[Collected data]
--- START ---

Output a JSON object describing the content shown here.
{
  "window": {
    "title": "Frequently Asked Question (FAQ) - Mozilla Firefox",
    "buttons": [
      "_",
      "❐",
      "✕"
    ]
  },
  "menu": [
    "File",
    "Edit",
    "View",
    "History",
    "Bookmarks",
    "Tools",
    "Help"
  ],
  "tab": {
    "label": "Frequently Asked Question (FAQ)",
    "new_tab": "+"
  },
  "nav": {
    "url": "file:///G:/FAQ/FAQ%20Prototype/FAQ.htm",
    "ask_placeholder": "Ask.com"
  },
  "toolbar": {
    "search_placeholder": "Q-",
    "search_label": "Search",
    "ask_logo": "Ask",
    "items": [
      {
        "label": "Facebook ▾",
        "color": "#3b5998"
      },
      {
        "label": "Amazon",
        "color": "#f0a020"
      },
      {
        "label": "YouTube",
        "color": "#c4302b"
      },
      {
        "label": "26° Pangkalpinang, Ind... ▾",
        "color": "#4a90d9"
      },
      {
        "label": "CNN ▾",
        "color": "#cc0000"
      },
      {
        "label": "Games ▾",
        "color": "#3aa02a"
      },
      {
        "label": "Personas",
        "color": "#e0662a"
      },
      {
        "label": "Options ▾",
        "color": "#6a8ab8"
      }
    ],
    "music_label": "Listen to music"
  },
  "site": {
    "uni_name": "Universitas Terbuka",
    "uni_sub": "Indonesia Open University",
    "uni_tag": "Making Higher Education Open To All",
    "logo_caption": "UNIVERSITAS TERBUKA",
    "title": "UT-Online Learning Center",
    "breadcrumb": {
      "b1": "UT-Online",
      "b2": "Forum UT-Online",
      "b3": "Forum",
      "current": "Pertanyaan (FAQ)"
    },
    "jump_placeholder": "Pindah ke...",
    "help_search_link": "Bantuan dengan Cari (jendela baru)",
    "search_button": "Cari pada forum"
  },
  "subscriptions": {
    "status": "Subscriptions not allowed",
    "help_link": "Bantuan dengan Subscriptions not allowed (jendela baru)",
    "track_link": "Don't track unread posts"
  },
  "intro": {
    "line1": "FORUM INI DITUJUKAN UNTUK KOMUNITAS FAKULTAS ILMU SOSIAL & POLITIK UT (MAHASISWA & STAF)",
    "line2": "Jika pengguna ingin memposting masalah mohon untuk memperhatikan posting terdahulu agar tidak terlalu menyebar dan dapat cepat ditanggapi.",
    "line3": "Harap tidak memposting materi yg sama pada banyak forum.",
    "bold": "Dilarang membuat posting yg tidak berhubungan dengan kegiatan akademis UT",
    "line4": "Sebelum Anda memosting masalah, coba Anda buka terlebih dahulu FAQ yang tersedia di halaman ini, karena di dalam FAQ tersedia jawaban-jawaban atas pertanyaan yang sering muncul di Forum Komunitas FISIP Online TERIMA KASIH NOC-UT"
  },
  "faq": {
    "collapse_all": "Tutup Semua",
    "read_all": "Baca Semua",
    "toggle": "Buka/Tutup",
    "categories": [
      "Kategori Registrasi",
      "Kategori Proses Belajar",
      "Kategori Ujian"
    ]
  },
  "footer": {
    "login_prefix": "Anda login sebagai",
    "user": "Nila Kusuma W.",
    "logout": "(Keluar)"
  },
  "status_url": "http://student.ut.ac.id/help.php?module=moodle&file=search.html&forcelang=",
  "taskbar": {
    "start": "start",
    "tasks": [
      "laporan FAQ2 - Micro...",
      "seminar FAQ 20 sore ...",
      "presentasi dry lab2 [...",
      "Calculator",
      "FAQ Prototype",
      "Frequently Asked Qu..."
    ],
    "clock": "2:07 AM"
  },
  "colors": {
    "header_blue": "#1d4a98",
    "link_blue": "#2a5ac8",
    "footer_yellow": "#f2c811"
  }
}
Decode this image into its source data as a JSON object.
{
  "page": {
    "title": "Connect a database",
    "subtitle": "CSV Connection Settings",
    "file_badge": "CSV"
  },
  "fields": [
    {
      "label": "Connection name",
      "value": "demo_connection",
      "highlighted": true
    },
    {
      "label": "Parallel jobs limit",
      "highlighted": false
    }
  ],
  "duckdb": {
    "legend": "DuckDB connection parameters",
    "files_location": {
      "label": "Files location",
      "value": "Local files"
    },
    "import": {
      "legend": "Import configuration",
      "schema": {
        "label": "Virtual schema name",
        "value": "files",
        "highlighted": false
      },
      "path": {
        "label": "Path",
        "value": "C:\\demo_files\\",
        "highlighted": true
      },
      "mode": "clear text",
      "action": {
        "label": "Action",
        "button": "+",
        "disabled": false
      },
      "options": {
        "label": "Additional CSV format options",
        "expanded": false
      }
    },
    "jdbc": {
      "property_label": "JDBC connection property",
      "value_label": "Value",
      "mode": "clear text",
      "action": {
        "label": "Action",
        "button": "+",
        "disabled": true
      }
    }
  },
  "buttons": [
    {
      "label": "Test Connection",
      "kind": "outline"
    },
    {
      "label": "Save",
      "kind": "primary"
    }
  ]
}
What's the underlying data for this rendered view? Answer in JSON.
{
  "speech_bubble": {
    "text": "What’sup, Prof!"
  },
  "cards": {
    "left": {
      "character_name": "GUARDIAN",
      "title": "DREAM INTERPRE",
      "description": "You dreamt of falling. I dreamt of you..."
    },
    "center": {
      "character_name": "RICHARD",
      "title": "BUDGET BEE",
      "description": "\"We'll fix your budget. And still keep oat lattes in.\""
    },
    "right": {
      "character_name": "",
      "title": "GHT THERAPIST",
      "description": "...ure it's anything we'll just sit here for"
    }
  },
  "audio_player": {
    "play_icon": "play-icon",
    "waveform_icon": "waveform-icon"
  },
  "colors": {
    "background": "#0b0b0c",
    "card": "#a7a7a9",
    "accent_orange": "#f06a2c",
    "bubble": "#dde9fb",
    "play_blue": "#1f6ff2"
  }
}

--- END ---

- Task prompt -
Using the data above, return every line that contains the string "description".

- Answer box -
      "description": "You dreamt of falling. I dreamt of you..."
      "description": "\"We'll fix your budget. And still keep oat lattes in.\""
      "description": "...ure it's anything we'll just sit here for"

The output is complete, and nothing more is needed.